Dataset items
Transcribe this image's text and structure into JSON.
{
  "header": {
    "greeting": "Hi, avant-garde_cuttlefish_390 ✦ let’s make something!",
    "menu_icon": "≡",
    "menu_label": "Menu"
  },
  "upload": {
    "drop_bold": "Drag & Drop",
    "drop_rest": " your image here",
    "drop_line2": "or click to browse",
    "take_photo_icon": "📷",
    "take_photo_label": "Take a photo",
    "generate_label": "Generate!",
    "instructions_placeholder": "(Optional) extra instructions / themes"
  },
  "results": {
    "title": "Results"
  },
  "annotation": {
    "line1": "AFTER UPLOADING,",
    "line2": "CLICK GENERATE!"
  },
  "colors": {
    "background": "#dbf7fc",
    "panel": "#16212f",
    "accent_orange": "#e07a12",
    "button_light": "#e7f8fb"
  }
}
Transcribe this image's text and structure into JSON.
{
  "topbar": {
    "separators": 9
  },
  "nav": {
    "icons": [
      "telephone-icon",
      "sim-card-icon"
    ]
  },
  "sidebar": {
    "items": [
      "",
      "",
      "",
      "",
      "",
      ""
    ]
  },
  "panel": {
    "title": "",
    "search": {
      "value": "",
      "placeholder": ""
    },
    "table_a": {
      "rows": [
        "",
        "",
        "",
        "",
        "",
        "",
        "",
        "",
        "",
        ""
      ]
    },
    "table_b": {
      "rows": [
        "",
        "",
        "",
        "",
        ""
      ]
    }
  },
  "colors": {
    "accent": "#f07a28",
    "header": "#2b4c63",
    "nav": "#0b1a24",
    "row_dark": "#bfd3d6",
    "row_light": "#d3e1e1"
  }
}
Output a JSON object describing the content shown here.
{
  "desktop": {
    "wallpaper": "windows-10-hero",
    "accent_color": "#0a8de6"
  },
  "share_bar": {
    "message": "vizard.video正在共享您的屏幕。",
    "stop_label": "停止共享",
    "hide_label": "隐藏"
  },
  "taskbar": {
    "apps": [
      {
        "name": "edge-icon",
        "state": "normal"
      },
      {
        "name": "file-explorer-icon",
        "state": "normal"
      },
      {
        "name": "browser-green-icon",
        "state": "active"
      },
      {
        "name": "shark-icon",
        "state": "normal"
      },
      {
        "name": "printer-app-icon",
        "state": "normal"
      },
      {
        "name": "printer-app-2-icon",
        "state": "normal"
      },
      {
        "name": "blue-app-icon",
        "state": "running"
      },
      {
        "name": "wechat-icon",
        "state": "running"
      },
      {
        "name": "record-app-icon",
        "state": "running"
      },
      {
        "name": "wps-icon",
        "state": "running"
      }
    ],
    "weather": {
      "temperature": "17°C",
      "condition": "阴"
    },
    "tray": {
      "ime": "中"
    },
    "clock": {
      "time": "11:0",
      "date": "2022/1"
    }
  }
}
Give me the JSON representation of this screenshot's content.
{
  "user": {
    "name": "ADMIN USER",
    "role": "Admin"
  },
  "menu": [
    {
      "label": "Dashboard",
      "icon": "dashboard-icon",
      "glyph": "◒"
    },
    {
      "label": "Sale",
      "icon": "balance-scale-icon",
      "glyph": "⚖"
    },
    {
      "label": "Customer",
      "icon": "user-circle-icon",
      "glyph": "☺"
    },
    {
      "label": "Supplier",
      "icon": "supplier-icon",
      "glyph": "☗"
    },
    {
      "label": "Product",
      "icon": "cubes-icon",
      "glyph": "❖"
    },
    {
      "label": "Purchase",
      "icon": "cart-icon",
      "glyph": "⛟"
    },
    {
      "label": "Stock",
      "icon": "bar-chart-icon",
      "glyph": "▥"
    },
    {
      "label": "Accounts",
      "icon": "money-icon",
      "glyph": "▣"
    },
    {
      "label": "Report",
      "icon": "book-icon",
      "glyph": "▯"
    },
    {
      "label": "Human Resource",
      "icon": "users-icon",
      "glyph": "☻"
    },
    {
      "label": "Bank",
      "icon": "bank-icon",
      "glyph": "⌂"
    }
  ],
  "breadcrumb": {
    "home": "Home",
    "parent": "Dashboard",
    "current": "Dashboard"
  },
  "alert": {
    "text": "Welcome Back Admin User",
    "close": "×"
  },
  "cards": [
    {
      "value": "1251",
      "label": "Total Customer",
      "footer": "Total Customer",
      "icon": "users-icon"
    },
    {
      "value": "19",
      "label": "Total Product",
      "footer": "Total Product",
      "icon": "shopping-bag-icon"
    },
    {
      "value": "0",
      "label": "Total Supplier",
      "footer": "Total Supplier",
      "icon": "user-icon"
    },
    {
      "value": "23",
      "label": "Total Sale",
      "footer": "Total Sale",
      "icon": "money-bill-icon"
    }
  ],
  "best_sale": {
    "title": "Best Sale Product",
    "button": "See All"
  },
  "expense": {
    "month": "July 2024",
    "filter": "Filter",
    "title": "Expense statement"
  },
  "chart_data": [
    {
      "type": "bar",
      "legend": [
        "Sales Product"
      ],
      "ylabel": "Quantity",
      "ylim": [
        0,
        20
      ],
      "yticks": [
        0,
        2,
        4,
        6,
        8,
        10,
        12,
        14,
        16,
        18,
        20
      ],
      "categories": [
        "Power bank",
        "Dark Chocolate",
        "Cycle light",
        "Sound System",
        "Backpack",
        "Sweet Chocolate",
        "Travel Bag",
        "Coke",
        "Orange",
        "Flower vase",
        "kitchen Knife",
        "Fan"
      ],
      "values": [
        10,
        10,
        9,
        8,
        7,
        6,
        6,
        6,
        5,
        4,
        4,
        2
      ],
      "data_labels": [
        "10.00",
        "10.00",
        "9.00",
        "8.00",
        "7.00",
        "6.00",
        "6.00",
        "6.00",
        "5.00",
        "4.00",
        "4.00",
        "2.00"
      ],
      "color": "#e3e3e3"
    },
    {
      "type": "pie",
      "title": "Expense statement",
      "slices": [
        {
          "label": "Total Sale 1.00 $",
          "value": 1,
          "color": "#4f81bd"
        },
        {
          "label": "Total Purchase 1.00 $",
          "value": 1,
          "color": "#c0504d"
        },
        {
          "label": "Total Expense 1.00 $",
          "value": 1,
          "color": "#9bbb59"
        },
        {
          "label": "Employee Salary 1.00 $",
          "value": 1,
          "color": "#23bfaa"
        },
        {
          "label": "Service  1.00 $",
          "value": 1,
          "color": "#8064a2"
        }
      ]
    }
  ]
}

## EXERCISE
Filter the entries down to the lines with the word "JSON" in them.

## ANSWER SECTION
Transcribe this image's text and structure into JSON.
Transcribe this image's text and structure into JSON.
Output a JSON object describing the content shown here.
Give me the JSON representation of this screenshot's content.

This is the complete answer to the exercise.